Newsnight Review discussed the comic novel Vernon God Little, the debut novel of Peter Finlay, who writes under the pseudonym of DBC Pierre.
(Edited highlights of the panel's review)
Tim Lott, it's a good question for
any novelist, can and should
Columbine be done as a comedy?
I don't have a problem with that. If
you can write catch 22 about a war,
I don't see why you can't write a
satire about death. I suppose one
could consider there is a matter of
taste in the matter of time that's
elapsed. It's not a tasteless book,
oddly enough. It's rude, and it's
obscene, and it's very, very funny.
But it's serious as well. It's not like
we are reading PG Woodhouse
here. It is a combination of a book
that makes you laugh, but in some
ways it has several things in
common, oddly enough, with
About Schmidt, in that it has a
serious purpose, and yet it's very
funny, it's also about truth and lies
and the struggle for one voice to find
the voice of truth. The voice of the
book is its great attraction, in many
ways. He's found the voice. I didn't
like it at first, but I was kind of won
over within the first 30 pages, and
realised it wasn't just a rather facile
device. It went to the very heart of
It's complete phoney. It's not been
published in America - never will be.
A puerile, facile book. I disliked it
less as I went on, because the plot
is good, smart, great architecture.
The tone is wrong. It's Catcher in
the Rye with none of the sensitivity.
It's got these characters who all come
out of comic books. I think it is pure Faber and
Faber publishing this. I can see the
guys sitting round the table saying,
"It's got the F word 17 times on every
page. Let's publish this
I think it's
easily the funniest novel, certainly
since Confederacy of the Dances
which came out about 20 years ago,
that I have read. It's absolutely
tremendous. It is absolutely tremendous.
There is incredible condensation of
language, incredibly funny images.
The beauty of the language, which
is a kind of Jerry Springer show
language, just turned into poetry. I
think it's the most fantastic book. I
can't believe this was on a slush pile
of an agent and not published in

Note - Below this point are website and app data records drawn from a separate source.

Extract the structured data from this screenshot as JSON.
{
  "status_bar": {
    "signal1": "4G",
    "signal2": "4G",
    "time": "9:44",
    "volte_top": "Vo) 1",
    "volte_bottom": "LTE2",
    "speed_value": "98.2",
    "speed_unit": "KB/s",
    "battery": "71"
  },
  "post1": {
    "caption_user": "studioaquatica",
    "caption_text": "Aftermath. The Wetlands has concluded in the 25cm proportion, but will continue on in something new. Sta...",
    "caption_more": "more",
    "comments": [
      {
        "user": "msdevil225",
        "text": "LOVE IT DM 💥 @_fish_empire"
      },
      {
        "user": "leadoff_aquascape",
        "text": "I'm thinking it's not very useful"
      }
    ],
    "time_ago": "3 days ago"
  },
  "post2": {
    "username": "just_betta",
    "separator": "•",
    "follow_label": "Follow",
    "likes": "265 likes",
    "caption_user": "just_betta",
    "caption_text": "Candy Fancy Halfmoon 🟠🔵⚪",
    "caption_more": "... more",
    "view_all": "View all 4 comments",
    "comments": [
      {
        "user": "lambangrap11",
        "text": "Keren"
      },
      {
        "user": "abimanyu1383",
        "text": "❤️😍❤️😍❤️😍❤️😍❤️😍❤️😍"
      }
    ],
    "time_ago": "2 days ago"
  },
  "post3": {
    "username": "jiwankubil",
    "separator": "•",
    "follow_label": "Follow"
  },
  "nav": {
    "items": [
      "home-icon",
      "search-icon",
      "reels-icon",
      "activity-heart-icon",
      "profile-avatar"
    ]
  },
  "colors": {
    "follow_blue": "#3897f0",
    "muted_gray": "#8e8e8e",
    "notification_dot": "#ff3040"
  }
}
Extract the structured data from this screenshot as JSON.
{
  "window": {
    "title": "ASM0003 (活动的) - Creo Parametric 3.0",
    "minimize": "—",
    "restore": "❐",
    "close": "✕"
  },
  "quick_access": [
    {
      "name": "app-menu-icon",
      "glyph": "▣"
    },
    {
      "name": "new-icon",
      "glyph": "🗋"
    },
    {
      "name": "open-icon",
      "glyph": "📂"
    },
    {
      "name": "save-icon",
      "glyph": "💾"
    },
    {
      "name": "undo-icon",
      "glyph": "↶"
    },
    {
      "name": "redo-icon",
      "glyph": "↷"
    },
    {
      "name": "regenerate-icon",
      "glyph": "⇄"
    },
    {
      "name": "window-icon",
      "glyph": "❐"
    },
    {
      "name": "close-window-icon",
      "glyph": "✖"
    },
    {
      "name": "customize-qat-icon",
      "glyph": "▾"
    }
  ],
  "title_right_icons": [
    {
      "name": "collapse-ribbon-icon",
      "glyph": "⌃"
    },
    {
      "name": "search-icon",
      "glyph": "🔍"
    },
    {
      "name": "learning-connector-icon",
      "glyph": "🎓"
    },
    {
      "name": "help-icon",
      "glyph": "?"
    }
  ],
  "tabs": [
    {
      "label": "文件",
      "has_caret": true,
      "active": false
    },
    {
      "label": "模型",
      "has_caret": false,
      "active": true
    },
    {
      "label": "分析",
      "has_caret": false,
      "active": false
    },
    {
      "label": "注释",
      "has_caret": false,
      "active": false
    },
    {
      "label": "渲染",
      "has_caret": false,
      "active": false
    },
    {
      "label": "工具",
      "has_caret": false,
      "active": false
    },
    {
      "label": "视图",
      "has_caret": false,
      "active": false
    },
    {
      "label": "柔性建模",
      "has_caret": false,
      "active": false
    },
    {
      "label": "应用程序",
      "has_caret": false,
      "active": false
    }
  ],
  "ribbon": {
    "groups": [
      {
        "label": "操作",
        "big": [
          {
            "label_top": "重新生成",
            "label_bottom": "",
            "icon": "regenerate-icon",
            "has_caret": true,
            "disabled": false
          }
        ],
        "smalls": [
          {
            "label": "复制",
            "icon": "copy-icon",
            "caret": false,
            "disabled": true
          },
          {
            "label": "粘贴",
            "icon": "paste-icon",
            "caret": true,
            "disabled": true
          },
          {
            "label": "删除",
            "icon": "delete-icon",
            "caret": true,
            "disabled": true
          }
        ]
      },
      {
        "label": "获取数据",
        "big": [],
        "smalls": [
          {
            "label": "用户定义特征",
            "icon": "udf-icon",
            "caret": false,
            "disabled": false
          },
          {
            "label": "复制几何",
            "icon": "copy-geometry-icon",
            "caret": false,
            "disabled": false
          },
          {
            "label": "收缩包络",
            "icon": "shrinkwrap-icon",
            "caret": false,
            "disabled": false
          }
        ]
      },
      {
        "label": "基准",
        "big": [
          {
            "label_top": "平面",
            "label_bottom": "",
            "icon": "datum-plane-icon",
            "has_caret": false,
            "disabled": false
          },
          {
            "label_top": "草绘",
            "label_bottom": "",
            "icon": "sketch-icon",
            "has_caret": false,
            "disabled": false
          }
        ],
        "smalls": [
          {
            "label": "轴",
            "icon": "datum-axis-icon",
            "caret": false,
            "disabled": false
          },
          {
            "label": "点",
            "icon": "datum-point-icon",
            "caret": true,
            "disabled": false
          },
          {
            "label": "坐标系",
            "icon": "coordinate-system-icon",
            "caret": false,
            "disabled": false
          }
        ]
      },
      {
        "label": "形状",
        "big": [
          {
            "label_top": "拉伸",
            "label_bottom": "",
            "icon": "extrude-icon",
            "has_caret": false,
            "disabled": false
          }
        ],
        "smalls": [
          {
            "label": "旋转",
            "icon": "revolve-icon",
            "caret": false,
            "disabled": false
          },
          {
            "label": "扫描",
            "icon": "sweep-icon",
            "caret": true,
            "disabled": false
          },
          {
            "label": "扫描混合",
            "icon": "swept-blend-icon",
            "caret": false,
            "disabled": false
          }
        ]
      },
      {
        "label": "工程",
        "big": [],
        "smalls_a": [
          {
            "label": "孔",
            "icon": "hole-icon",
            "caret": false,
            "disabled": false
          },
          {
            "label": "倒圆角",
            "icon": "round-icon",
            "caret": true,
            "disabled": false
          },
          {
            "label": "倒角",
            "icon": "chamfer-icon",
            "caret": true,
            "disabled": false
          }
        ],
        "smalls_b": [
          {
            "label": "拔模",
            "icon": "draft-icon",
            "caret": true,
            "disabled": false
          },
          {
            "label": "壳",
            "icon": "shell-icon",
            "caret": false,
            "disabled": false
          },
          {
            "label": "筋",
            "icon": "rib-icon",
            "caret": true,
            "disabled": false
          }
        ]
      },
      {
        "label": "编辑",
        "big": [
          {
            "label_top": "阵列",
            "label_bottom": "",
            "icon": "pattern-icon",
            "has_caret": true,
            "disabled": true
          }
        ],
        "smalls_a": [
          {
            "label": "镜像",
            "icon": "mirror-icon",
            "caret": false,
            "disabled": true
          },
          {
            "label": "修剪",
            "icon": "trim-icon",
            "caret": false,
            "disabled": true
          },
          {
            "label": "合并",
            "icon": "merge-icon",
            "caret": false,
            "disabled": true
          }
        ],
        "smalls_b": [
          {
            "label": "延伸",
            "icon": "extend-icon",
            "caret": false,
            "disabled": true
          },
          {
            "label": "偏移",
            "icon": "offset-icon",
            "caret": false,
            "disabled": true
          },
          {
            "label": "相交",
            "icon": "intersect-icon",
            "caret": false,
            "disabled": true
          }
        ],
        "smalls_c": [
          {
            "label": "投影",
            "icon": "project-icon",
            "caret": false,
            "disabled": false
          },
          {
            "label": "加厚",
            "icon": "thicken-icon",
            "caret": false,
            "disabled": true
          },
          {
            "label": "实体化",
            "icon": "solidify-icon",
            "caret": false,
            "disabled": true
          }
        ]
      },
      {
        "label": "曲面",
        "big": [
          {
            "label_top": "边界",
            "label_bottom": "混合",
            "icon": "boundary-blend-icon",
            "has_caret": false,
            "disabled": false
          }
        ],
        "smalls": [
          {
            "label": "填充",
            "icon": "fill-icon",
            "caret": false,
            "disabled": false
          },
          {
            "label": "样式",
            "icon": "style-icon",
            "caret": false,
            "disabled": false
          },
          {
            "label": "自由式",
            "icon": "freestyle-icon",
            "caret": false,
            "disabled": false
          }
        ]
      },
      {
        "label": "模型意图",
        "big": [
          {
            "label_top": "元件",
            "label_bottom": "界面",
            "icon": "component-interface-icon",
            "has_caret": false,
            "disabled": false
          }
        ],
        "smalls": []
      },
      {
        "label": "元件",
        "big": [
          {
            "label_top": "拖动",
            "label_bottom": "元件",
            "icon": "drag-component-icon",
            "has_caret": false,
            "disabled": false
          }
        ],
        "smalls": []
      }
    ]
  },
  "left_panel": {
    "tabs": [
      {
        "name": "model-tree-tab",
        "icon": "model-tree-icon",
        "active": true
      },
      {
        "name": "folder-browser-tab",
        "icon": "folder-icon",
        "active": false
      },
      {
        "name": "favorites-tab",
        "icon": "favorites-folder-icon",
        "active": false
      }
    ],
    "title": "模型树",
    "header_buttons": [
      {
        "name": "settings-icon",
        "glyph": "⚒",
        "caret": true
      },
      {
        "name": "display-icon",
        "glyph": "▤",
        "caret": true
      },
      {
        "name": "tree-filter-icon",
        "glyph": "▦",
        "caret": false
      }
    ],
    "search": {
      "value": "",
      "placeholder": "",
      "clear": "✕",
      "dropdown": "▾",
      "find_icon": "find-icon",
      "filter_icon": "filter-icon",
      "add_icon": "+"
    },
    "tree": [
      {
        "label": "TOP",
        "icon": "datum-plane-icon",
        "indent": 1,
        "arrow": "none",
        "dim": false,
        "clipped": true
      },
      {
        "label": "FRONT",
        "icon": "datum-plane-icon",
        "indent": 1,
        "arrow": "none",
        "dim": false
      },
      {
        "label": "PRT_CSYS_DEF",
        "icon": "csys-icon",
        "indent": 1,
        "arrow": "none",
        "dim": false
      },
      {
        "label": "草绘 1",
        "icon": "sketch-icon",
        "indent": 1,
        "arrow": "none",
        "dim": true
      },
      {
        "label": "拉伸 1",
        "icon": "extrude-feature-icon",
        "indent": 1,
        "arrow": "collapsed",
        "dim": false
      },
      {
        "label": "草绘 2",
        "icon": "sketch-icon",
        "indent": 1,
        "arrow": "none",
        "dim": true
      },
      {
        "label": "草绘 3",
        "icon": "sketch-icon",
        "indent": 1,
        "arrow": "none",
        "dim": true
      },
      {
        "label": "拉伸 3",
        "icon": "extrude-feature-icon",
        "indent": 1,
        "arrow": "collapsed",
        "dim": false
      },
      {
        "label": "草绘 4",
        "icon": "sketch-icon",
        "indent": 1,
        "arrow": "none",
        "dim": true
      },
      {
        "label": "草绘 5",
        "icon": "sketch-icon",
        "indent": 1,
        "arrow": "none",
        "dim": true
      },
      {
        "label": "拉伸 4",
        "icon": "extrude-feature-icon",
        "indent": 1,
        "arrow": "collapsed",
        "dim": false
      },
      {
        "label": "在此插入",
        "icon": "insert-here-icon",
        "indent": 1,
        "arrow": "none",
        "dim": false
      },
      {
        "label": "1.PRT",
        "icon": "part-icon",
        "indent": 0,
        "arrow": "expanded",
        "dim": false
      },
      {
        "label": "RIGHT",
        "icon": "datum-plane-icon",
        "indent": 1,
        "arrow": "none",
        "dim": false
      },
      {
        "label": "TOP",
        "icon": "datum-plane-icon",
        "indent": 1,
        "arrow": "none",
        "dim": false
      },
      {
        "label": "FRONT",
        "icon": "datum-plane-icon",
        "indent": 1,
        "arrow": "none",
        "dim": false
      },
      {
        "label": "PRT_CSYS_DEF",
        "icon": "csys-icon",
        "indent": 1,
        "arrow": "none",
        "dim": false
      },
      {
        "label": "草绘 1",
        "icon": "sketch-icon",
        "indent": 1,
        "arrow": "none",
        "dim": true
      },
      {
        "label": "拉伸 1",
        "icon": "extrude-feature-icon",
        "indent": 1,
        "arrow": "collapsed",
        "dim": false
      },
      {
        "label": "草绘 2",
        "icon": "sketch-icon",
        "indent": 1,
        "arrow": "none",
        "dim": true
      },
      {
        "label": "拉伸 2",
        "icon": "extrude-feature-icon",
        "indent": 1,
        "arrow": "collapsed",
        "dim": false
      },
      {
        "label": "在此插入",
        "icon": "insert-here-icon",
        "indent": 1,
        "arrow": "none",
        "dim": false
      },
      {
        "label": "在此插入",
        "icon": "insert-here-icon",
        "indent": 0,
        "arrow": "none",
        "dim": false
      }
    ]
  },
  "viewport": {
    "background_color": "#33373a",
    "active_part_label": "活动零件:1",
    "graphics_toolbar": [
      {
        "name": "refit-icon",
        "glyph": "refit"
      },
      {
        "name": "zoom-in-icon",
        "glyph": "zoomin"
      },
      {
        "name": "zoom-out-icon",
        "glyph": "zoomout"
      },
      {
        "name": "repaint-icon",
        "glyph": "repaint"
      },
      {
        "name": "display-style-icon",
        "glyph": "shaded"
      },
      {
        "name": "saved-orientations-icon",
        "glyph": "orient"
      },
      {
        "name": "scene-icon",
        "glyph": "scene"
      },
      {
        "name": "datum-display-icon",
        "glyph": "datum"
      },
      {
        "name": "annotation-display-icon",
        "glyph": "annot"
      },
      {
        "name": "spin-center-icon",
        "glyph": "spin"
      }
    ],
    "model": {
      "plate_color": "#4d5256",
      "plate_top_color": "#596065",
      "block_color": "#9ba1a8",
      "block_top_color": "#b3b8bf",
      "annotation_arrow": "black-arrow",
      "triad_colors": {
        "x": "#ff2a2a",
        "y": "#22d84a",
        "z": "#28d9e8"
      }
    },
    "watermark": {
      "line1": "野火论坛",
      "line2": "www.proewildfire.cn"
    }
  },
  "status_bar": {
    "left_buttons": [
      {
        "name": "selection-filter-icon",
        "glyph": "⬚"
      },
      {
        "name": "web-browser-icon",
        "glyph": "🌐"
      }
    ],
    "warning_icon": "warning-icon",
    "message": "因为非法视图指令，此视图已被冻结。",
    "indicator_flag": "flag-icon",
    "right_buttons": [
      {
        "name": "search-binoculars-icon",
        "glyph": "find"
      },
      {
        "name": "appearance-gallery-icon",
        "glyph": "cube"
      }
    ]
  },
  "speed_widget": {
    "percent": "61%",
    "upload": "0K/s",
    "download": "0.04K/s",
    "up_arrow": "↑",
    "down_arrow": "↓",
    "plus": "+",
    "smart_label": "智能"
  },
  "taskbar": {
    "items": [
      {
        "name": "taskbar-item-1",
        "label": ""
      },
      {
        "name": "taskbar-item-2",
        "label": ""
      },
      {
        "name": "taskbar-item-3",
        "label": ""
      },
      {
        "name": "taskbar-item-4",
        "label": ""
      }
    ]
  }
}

America. I think he is a really
There are some fantastically timed
jokes here. We are told they are
having a charity day for the victims,
then a couple of pages later you find
out they are building a media centre
with the money that they've raised.
There are things you don't know.
TV courtrooms which have TV in
America, do they have make-up
rooms or not? Then later, everyone
on death row is being voted for by
viewers, who's going to go next.
You think that's not true, but in ten
years it might be.
It's a thoughtful book. There's a great
line here: "You are cursed when you
recognise true things because you
can't act with the full confidence of
dumbness any more". I loved that